RECORDS SUPPLIED:

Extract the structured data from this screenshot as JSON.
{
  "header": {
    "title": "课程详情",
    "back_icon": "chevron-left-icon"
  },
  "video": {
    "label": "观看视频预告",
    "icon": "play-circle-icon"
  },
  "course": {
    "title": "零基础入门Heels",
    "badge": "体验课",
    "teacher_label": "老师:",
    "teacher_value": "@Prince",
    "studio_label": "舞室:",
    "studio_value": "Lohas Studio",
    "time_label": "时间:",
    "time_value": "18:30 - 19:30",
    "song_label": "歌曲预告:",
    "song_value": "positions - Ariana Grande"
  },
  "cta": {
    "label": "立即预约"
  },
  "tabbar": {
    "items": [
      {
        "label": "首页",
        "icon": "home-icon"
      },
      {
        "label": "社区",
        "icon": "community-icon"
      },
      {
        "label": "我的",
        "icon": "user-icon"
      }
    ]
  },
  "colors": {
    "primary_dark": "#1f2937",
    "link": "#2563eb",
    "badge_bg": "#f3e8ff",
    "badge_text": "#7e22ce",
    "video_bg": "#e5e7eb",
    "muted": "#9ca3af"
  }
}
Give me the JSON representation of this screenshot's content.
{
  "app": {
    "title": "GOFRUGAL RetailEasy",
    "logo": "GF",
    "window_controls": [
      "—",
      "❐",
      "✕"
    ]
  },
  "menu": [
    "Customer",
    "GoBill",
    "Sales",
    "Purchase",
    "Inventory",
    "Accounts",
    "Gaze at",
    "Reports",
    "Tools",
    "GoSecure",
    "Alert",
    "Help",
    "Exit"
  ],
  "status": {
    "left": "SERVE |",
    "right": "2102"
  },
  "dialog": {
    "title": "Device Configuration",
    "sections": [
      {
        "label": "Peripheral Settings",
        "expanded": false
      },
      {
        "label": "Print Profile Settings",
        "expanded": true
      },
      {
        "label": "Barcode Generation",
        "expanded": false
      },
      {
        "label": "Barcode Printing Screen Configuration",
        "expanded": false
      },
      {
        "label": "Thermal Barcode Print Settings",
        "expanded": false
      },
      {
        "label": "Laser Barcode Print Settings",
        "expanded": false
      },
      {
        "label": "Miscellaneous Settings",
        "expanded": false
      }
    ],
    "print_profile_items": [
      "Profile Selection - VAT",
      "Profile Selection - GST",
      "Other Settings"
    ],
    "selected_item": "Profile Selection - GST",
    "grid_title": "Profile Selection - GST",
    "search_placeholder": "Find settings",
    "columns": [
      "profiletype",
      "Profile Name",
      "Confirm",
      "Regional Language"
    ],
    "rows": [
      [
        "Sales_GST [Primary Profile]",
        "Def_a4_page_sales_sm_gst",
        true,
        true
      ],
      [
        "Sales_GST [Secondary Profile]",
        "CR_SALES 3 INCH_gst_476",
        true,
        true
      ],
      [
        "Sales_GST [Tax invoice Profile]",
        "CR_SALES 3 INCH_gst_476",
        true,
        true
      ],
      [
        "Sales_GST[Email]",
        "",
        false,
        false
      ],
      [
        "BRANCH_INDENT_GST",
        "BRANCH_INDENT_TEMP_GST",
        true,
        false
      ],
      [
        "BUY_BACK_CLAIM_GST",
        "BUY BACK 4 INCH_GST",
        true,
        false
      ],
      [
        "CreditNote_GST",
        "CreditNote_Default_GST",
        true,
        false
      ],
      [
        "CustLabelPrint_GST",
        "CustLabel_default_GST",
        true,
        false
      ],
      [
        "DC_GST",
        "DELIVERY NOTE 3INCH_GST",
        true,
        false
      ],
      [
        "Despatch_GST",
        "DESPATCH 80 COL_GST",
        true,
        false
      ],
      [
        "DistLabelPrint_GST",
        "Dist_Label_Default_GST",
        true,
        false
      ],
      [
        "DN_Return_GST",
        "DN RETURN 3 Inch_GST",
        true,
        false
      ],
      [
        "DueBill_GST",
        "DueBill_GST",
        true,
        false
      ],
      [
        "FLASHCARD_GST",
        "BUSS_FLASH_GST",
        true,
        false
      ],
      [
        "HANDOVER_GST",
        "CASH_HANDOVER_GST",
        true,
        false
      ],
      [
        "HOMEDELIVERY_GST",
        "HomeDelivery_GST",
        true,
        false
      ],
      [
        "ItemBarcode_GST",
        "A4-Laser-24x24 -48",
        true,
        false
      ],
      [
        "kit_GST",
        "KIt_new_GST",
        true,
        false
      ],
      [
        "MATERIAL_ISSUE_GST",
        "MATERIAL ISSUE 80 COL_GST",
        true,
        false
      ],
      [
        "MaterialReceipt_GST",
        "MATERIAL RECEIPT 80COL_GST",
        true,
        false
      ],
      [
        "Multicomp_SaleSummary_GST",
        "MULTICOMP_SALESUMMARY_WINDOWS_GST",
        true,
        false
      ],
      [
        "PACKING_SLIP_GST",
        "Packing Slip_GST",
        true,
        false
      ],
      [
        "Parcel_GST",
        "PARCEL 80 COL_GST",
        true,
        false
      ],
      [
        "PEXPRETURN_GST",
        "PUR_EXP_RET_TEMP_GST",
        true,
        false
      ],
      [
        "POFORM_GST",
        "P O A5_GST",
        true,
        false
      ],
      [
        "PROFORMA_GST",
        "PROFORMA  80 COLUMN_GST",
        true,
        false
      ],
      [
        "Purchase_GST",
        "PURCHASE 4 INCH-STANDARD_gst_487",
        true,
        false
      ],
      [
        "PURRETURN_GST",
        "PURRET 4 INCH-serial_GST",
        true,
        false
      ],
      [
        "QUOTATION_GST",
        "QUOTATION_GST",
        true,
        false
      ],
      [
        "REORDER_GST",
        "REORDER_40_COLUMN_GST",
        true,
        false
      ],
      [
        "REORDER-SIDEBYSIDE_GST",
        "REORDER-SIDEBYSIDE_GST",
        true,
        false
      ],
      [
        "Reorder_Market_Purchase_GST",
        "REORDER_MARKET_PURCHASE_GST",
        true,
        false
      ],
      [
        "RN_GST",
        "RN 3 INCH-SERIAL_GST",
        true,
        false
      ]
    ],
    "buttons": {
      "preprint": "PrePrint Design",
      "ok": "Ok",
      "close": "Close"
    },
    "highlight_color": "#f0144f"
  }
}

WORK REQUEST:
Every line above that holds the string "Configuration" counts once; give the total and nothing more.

RESULT OF THIS TASK:
2